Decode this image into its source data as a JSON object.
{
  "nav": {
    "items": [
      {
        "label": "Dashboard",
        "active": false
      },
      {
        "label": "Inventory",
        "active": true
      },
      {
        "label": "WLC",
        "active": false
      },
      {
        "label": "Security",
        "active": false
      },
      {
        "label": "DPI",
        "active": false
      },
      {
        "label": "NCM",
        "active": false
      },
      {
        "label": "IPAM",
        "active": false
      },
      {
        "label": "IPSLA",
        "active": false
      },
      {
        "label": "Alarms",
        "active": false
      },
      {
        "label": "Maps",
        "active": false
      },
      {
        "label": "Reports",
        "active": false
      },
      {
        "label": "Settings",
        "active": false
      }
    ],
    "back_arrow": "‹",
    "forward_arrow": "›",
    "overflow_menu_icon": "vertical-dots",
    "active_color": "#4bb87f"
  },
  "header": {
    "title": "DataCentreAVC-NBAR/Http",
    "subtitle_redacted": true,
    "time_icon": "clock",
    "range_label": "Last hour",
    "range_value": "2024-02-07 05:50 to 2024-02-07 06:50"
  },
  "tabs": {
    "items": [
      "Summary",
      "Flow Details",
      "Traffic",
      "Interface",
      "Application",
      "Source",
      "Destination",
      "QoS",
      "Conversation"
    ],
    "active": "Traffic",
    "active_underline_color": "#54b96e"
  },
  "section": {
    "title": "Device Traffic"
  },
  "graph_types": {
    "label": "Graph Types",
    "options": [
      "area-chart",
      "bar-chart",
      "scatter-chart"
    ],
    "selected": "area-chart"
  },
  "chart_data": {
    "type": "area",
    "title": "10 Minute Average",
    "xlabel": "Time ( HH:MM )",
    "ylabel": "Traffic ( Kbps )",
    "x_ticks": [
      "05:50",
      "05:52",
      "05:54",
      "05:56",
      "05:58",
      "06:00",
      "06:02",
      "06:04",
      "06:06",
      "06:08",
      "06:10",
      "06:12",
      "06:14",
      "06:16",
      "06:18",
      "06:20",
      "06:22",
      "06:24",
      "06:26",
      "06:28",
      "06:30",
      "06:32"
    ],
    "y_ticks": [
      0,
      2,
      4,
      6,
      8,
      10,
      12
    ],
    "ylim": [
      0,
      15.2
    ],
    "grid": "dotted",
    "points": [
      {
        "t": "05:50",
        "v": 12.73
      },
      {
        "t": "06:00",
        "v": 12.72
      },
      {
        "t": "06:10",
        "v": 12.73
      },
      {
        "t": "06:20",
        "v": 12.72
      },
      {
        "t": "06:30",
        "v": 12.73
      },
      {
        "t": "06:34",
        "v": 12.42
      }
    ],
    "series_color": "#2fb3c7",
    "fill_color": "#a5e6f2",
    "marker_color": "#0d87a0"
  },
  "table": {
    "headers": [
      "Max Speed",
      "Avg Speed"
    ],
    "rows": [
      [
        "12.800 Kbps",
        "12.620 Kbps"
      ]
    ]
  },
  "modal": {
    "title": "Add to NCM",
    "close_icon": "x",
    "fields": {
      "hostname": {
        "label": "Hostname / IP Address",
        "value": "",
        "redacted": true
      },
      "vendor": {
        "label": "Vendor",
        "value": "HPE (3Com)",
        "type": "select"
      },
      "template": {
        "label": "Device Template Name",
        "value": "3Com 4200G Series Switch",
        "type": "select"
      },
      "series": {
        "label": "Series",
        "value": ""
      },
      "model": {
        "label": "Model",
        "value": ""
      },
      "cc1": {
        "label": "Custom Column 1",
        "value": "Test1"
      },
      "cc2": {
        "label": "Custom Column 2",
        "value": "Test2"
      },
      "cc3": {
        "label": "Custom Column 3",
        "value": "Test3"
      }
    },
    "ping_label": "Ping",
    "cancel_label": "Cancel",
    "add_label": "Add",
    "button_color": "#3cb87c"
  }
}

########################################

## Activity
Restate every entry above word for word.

## Exercise result
Decode this image into its source data as a JSON object.
{
  "nav": {
    "items": [
      {
        "label": "Dashboard",
        "active": false
      },
      {
        "label": "Inventory",
        "active": true
      },
      {
        "label": "WLC",
        "active": false
      },
      {
        "label": "Security",
        "active": false
      },
      {
        "label": "DPI",
        "active": false
      },
      {
        "label": "NCM",
        "active": false
      },
      {
        "label": "IPAM",
        "active": false
      },
      {
        "label": "IPSLA",
        "active": false
      },
      {
        "label": "Alarms",
        "active": false
      },
      {
        "label": "Maps",
        "active": false
      },
      {
        "label": "Reports",
        "active": false
      },
      {
        "label": "Settings",
        "active": false
      }
    ],
    "back_arrow": "‹",
    "forward_arrow": "›",
    "overflow_menu_icon": "vertical-dots",
    "active_color": "#4bb87f"
  },
  "header": {
    "title": "DataCentreAVC-NBAR/Http",
    "subtitle_redacted": true,
    "time_icon": "clock",
    "range_label": "Last hour",
    "range_value": "2024-02-07 05:50 to 2024-02-07 06:50"
  },
  "tabs": {
    "items": [
      "Summary",
      "Flow Details",
      "Traffic",
      "Interface",
      "Application",
      "Source",
      "Destination",
      "QoS",
      "Conversation"
    ],
    "active": "Traffic",
    "active_underline_color": "#54b96e"
  },
  "section": {
    "title": "Device Traffic"
  },
  "graph_types": {
    "label": "Graph Types",
    "options": [
      "area-chart",
      "bar-chart",
      "scatter-chart"
    ],
    "selected": "area-chart"
  },
  "chart_data": {
    "type": "area",
    "title": "10 Minute Average",
    "xlabel": "Time ( HH:MM )",
    "ylabel": "Traffic ( Kbps )",
    "x_ticks": [
      "05:50",
      "05:52",
      "05:54",
      "05:56",
      "05:58",
      "06:00",
      "06:02",
      "06:04",
      "06:06",
      "06:08",
      "06:10",
      "06:12",
      "06:14",
      "06:16",
      "06:18",
      "06:20",
      "06:22",
      "06:24",
      "06:26",
      "06:28",
      "06:30",
      "06:32"
    ],
    "y_ticks": [
      0,
      2,
      4,
      6,
      8,
      10,
      12
    ],
    "ylim": [
      0,
      15.2
    ],
    "grid": "dotted",
    "points": [
      {
        "t": "05:50",
        "v": 12.73
      },
      {
        "t": "06:00",
        "v": 12.72
      },
      {
        "t": "06:10",
        "v": 12.73
      },
      {
        "t": "06:20",
        "v": 12.72
      },
      {
        "t": "06:30",
        "v": 12.73
      },
      {
        "t": "06:34",
        "v": 12.42
      }
    ],
    "series_color": "#2fb3c7",
    "fill_color": "#a5e6f2",
    "marker_color": "#0d87a0"
  },
  "table": {
    "headers": [
      "Max Speed",
      "Avg Speed"
    ],
    "rows": [
      [
        "12.800 Kbps",
        "12.620 Kbps"
      ]
    ]
  },
  "modal": {
    "title": "Add to NCM",
    "close_icon": "x",
    "fields": {
      "hostname": {
        "label": "Hostname / IP Address",
        "value": "",
        "redacted": true
      },
      "vendor": {
        "label": "Vendor",
        "value": "HPE (3Com)",
        "type": "select"
      },
      "template": {
        "label": "Device Template Name",
        "value": "3Com 4200G Series Switch",
        "type": "select"
      },
      "series": {
        "label": "Series",
        "value": ""
      },
      "model": {
        "label": "Model",
        "value": ""
      },
      "cc1": {
        "label": "Custom Column 1",
        "value": "Test1"
      },
      "cc2": {
        "label": "Custom Column 2",
        "value": "Test2"
      },
      "cc3": {
        "label": "Custom Column 3",
        "value": "Test3"
      }
    },
    "ping_label": "Ping",
    "cancel_label": "Cancel",
    "add_label": "Add",
    "button_color": "#3cb87c"
  }
}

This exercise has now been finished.